Start of DATA SHOWN
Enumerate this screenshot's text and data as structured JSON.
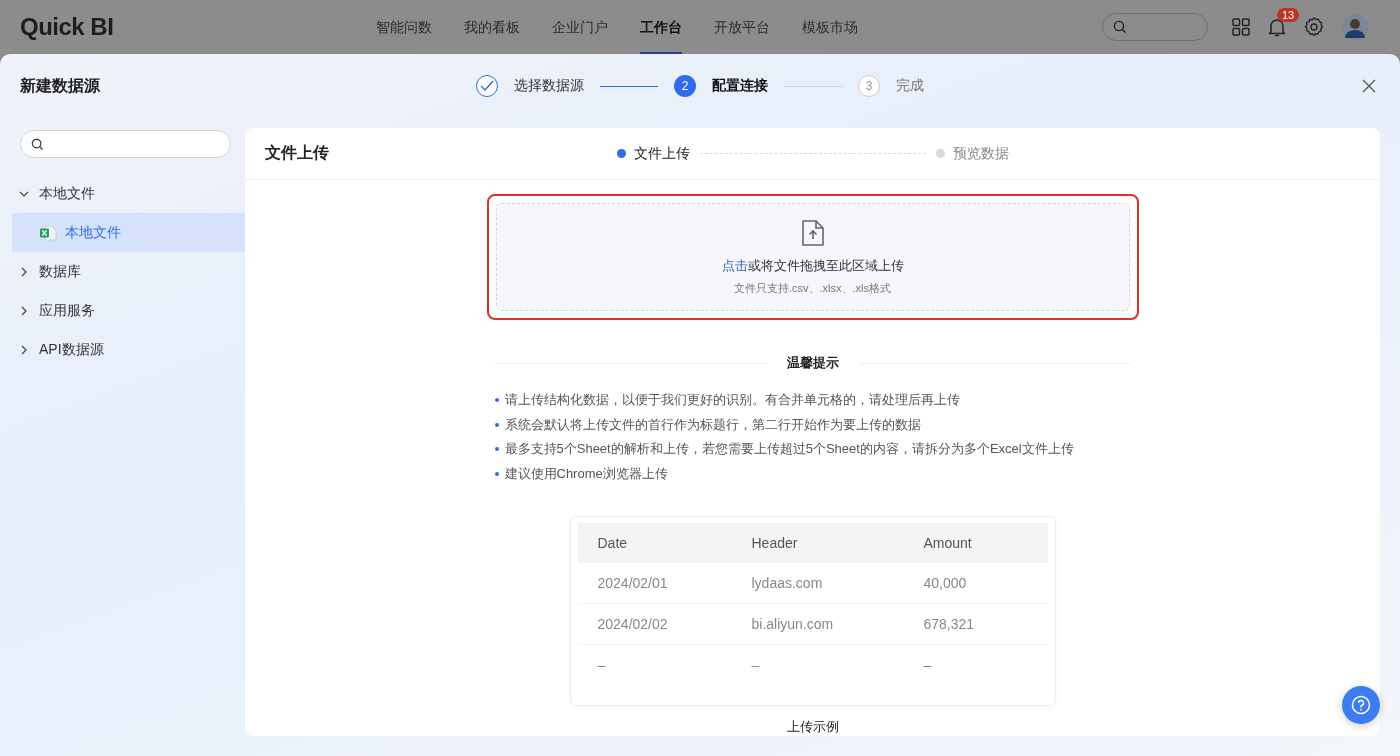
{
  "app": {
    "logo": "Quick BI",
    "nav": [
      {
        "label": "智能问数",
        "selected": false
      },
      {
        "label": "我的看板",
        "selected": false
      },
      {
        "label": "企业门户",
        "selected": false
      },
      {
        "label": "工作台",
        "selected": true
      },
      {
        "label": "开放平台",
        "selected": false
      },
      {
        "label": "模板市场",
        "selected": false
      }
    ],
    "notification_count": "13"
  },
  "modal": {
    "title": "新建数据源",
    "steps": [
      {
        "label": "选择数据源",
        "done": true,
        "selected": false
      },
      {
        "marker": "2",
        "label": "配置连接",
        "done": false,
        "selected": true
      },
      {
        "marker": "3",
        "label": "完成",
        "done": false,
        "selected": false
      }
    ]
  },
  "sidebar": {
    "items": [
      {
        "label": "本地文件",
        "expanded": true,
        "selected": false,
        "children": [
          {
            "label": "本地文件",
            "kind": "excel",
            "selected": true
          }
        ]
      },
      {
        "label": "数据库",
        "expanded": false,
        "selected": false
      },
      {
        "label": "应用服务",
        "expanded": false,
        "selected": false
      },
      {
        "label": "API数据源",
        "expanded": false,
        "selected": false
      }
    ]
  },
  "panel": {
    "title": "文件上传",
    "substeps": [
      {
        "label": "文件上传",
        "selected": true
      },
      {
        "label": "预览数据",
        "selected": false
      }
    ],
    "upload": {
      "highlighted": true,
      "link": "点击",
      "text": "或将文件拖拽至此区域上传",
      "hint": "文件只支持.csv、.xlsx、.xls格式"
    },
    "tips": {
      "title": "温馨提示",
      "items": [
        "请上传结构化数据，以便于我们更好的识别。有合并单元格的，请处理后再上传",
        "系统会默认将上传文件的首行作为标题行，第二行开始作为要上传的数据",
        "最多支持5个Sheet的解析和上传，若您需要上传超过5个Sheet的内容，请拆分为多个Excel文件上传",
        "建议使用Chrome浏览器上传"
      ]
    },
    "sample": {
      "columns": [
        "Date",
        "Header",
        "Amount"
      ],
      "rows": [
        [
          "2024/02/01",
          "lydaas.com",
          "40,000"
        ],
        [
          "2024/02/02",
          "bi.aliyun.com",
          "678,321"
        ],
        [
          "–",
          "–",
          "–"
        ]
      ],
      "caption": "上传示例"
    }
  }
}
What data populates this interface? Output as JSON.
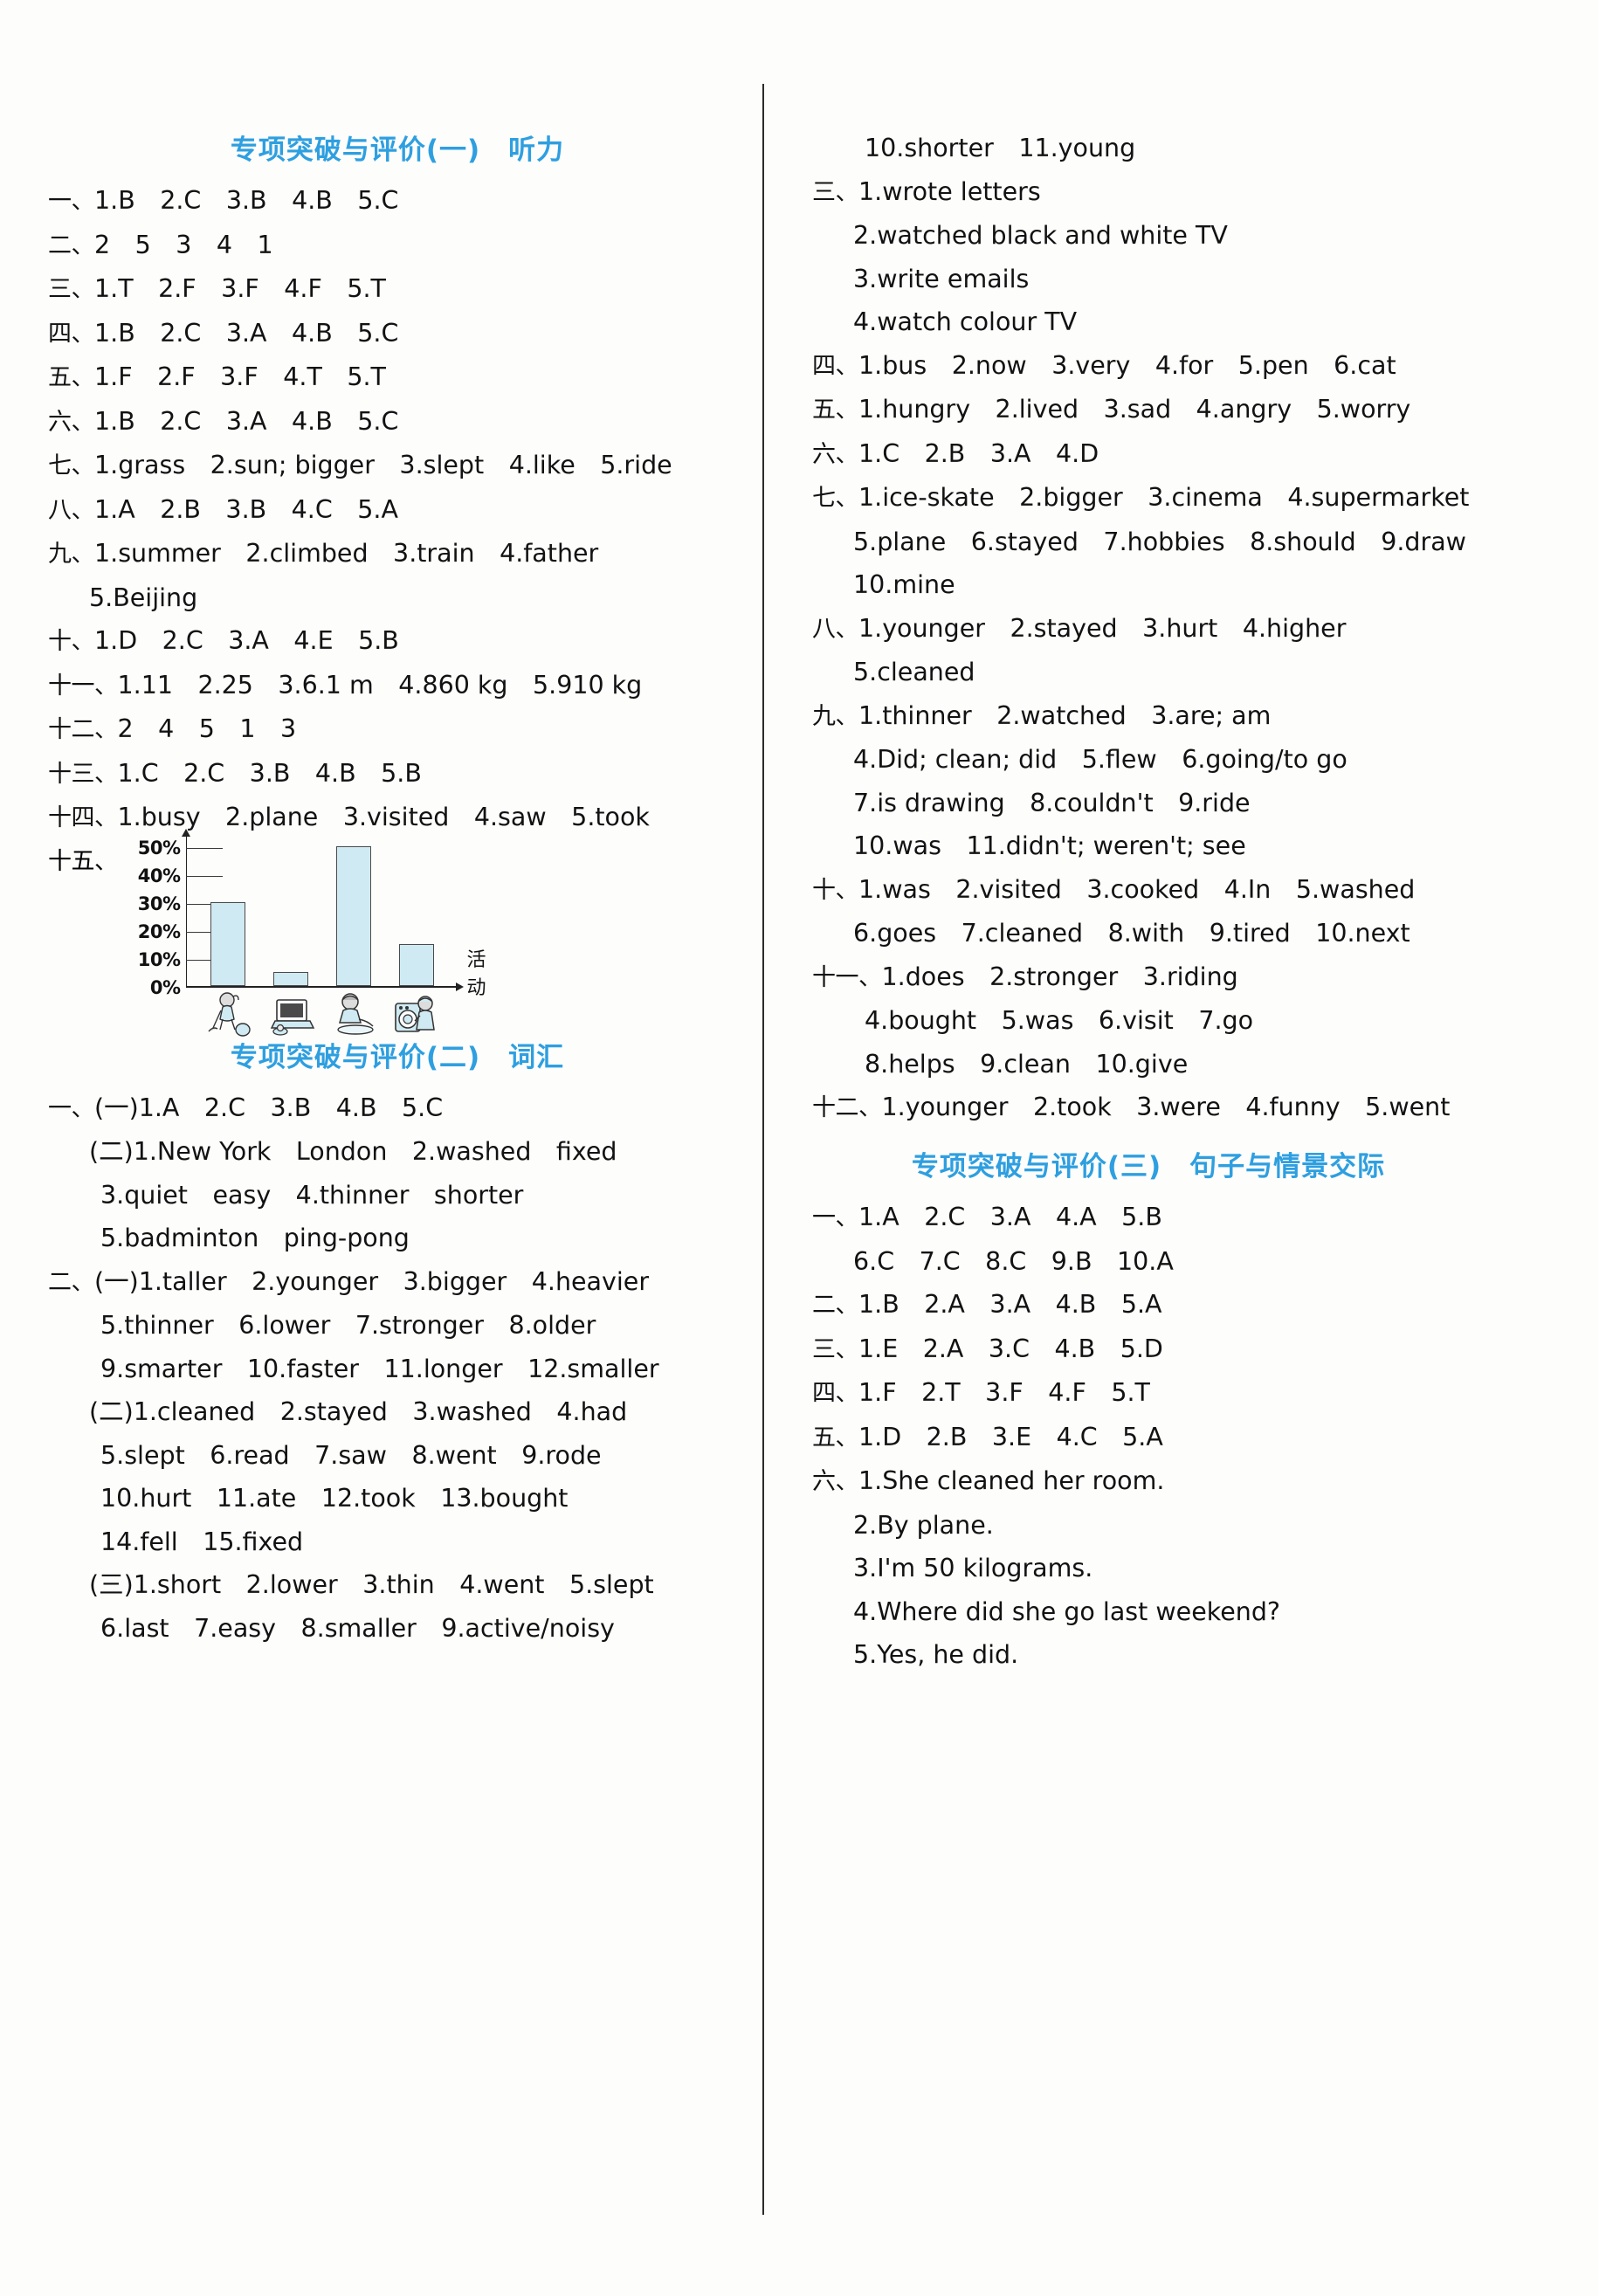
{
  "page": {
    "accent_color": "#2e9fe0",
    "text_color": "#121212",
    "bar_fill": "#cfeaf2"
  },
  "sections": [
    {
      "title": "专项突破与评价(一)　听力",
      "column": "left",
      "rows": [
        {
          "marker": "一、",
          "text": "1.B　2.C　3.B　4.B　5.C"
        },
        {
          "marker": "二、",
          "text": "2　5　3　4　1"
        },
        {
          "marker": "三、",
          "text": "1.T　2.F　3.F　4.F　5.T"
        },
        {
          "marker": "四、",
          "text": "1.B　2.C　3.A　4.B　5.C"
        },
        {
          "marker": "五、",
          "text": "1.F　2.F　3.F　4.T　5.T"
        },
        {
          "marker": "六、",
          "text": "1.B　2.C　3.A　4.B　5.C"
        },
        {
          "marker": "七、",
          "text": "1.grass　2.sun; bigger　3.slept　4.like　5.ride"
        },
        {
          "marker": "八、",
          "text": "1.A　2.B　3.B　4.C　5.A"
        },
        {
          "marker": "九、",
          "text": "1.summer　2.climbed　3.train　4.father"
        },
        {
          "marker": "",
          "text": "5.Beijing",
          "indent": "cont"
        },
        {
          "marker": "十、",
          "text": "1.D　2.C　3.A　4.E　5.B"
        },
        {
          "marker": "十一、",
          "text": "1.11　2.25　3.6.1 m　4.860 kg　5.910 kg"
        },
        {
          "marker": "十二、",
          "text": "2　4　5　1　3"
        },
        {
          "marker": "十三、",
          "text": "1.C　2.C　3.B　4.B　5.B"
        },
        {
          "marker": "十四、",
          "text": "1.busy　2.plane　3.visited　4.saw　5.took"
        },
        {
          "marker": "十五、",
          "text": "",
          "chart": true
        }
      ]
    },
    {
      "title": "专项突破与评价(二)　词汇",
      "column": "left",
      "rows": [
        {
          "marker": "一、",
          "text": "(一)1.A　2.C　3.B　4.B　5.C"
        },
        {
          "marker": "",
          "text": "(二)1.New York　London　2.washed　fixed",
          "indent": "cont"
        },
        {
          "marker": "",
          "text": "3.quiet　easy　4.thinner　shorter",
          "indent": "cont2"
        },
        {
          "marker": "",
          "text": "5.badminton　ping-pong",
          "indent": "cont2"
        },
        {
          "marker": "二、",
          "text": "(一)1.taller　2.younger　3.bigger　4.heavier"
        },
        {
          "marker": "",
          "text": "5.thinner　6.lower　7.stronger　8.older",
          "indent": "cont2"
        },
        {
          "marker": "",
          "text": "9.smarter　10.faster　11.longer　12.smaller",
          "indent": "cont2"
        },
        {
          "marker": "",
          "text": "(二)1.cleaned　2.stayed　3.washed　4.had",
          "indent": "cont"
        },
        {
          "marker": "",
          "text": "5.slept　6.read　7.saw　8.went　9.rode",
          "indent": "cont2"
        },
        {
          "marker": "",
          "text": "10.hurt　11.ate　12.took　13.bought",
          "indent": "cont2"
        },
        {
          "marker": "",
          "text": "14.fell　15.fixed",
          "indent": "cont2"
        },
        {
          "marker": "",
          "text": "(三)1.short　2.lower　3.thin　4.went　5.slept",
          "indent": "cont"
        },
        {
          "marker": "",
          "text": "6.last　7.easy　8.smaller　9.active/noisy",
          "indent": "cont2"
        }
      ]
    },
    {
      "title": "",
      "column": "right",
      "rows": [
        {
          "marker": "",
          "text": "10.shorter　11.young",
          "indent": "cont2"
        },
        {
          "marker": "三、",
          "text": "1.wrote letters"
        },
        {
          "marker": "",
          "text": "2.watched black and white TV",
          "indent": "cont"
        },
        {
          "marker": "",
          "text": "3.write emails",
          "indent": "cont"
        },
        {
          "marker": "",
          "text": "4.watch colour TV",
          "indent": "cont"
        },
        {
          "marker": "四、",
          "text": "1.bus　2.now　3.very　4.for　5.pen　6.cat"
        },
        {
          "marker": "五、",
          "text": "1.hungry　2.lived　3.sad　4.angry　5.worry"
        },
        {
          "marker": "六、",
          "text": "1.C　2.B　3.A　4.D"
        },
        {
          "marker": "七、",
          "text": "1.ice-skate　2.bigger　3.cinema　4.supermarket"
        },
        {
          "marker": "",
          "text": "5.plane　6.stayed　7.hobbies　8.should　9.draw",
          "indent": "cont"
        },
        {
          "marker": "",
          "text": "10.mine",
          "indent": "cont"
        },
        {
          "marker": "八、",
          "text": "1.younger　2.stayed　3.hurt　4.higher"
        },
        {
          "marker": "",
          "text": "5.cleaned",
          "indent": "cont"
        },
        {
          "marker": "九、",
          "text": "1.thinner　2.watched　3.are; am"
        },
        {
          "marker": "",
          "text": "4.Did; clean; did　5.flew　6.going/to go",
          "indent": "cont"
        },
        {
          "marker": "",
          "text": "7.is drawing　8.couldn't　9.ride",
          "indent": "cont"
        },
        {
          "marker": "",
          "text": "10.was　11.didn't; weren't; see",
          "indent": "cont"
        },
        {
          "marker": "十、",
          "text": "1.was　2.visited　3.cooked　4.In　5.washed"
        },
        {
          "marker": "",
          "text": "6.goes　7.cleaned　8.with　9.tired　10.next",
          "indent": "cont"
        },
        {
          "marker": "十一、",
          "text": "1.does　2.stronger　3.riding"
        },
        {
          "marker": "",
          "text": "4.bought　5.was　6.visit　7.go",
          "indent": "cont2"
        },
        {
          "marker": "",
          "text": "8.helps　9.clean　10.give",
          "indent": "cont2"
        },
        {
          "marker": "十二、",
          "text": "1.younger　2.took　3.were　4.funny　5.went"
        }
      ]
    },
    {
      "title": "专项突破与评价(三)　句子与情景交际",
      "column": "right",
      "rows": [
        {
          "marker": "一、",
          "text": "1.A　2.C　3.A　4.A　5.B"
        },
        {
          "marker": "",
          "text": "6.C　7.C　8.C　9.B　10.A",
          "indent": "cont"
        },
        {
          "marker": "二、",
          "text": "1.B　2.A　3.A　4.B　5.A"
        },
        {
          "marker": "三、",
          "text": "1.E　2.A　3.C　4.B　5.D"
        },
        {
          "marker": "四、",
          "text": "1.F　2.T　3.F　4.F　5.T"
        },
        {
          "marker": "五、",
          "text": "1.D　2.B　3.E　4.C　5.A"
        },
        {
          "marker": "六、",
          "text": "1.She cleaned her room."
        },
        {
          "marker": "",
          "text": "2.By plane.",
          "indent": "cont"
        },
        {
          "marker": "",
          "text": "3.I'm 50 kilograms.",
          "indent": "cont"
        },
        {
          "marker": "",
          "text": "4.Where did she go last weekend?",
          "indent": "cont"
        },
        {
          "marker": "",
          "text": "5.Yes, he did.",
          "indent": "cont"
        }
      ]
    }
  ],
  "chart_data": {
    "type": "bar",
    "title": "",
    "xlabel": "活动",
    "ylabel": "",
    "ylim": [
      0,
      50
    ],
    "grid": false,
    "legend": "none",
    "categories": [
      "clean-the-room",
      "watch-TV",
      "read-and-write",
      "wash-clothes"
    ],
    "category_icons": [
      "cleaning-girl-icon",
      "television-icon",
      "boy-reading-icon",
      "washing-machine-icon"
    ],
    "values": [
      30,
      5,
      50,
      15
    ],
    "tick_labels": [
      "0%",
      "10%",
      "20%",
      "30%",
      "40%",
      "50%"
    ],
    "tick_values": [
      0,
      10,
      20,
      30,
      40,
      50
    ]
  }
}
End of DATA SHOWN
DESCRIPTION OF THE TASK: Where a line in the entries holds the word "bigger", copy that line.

TASK RESULT:
          "text": "1.grass　2.sun; bigger　3.slept　4.like　5.ride"
          "text": "(一)1.taller　2.younger　3.bigger　4.heavier"
          "text": "1.ice-skate　2.bigger　3.cinema　4.supermarket"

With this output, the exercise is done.